    Completedworks uses reclaimed, recycled, and ethically sourced materials such as marble, glass, bio-resin, and silver. The brand proves you don’t have to compromise design and style for sustainable practices but rather that the two can work in harmony to create timeless, wearable pieces. Sustainability is at the core of the brand’s ethos and the brand is committed to ensuring there is little to no negative environmental impact resulting from its products or shipping process.



    Underprotection makes sustainability sexy with its environmentally conscious lingerie line. Based out of Copenhagen, the founders saw the need for a sustainable option for something we need every day – underwear. The brand came into the industry with hopes of sparking change as they were one of few sustainable options on the market. As the brand has grown they have stayed true to their commitment to being a sustainable, ethical, and high-quality choice for intimates.
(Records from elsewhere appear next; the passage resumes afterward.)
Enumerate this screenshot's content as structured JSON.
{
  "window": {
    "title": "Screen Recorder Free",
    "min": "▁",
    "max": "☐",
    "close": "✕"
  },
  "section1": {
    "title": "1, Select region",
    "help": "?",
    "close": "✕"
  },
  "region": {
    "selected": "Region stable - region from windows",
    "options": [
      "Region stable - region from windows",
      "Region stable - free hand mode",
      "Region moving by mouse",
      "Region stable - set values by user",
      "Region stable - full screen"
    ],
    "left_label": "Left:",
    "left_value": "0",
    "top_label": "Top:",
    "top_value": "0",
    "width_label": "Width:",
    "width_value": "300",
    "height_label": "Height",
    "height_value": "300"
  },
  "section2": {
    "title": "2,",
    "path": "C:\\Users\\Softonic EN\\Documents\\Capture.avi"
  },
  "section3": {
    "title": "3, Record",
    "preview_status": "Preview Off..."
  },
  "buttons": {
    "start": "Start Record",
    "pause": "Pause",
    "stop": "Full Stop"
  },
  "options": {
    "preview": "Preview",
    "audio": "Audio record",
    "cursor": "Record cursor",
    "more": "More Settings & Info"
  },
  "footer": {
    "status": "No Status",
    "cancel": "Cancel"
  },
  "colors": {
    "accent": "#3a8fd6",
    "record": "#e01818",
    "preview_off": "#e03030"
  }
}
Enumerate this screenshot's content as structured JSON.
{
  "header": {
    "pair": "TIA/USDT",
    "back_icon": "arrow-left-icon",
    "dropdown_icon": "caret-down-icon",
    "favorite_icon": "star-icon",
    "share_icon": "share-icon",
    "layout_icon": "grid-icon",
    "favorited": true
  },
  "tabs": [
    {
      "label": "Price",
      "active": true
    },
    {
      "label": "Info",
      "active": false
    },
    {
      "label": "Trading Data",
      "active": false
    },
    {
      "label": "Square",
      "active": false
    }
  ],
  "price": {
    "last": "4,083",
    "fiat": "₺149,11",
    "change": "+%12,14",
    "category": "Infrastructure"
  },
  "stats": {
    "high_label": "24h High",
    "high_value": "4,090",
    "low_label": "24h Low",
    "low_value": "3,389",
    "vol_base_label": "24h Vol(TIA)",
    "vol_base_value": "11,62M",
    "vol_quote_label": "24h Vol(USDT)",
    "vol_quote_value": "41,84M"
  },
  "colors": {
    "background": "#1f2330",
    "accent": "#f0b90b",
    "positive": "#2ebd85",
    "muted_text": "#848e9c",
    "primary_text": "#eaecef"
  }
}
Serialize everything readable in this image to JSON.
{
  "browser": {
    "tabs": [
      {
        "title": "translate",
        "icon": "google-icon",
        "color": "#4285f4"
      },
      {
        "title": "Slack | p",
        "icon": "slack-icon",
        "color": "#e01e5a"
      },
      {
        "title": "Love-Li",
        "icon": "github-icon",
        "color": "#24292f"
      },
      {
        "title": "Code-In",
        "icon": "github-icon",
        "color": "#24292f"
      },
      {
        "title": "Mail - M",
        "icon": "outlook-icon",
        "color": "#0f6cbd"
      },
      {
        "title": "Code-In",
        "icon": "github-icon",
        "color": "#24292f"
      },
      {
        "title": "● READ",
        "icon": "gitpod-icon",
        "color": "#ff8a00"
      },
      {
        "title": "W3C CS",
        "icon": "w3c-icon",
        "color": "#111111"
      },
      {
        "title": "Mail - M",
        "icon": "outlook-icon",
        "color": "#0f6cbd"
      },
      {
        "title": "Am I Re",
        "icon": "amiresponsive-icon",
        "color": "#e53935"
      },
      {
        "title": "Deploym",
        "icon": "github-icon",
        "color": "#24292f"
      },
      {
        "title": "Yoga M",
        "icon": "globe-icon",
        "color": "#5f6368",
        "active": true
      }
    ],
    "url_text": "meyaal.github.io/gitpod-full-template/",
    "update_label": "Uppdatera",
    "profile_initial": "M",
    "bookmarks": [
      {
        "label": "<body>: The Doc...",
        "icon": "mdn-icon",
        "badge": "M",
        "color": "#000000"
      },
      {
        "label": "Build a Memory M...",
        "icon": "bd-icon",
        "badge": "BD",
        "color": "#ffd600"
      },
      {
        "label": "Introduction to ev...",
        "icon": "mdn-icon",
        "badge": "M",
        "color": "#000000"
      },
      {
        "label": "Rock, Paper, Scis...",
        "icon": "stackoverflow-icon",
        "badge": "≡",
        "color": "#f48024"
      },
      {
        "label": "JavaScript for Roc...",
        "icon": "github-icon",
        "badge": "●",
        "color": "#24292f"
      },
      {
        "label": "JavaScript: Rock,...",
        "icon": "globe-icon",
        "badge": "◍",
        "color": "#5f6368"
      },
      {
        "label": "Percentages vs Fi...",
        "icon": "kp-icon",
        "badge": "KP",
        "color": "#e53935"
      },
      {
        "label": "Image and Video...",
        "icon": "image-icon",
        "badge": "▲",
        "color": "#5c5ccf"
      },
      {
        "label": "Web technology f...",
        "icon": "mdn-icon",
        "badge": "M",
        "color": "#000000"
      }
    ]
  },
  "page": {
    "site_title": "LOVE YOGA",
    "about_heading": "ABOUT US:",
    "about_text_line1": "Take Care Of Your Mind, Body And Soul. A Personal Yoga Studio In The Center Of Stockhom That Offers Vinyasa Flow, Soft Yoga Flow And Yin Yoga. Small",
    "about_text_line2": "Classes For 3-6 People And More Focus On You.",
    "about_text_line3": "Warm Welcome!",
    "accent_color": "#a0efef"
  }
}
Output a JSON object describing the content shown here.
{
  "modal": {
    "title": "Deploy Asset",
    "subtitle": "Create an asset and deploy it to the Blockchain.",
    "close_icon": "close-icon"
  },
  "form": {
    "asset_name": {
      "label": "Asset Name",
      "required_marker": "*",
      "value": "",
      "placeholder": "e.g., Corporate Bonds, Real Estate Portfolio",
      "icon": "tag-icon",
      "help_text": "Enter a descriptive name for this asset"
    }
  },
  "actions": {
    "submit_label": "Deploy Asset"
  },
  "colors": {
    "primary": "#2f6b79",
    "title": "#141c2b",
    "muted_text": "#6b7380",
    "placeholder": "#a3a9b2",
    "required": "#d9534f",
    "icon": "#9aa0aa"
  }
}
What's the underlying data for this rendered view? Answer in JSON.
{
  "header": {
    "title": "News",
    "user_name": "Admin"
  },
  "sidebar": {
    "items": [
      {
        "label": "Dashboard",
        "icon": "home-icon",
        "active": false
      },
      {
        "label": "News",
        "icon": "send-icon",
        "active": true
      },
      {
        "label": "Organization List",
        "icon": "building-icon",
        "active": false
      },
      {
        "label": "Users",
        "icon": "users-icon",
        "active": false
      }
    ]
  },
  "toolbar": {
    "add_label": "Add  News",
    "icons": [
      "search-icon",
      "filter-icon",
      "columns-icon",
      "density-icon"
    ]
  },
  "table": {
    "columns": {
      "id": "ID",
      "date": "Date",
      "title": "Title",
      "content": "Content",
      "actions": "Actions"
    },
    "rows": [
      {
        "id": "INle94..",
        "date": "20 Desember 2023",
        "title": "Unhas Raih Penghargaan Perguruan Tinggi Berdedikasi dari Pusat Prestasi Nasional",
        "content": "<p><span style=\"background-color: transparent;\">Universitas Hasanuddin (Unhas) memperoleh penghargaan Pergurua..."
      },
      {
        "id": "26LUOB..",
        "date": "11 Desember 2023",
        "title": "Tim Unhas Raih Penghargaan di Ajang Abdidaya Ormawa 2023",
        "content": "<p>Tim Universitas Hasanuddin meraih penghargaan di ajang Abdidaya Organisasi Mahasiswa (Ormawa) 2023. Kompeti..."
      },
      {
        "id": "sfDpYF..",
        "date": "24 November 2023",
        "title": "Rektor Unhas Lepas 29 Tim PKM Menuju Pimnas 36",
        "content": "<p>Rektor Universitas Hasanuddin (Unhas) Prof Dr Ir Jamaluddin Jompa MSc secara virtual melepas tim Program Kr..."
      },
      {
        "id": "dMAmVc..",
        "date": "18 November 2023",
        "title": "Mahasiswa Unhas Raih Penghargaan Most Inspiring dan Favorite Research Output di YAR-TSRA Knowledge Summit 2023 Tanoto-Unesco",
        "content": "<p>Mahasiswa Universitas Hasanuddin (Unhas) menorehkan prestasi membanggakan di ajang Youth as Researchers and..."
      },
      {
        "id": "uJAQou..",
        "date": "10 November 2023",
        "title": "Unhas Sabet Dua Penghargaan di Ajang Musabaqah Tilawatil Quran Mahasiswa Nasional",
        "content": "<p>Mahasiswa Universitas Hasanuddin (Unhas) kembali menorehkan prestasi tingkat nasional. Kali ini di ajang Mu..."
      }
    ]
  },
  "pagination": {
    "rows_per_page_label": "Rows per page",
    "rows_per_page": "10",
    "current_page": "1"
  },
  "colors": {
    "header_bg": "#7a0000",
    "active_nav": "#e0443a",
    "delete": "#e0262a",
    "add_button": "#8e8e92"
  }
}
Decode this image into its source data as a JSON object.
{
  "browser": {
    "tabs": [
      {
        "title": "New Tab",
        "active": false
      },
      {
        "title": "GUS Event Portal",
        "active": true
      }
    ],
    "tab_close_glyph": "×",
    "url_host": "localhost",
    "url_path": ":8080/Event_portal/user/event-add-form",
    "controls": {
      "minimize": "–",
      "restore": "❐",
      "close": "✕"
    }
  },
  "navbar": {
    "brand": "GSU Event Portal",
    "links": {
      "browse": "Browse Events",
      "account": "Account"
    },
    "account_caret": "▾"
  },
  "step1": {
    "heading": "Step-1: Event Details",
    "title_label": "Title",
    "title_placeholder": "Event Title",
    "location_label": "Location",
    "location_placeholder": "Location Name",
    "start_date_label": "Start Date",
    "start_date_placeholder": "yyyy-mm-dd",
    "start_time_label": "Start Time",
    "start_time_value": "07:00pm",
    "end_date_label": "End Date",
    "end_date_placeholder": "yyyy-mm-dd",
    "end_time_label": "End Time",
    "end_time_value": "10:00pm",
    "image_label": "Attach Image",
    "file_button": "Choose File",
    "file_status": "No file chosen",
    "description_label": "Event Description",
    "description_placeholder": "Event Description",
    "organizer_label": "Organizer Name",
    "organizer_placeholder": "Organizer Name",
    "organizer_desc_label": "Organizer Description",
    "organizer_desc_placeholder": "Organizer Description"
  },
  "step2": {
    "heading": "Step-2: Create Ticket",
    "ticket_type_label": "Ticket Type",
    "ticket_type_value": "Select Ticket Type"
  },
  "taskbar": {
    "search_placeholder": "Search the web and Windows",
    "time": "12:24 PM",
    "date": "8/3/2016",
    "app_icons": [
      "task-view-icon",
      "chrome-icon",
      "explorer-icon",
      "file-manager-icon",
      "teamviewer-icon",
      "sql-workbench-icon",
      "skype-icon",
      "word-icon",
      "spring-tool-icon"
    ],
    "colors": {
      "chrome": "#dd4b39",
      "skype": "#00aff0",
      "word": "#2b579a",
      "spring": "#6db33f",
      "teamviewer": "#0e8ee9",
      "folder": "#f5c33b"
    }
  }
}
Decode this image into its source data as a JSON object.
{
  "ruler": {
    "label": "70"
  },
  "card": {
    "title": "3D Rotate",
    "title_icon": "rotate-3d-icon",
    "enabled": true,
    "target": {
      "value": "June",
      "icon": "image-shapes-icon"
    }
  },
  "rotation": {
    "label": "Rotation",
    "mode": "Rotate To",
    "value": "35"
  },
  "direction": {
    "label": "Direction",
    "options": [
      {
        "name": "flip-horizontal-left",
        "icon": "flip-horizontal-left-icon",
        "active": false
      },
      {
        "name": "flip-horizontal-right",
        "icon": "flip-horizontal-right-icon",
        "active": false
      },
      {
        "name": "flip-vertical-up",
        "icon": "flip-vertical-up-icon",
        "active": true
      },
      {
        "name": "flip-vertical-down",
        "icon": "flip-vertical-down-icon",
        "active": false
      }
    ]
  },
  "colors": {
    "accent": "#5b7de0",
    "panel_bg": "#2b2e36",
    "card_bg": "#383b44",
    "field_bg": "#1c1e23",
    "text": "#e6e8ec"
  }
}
    Backbeat Co.

    Back Beat Co. puts action behind its mission. Unethical business practices are rampant in the clothing industry, and Alvarez is looking to make a change. Back Beat Co. is doing more than just creating sustainable clothing but is ensuring that every step in the process supports conscious consumerism. Back Beat Co. is a “people, planet and then profit” brand that gives a $$$$ about you and the planet. The brand focuses on ensuring its consumers are doing more than just shopping sustainably and has created a community through its clean-ups and donation drives.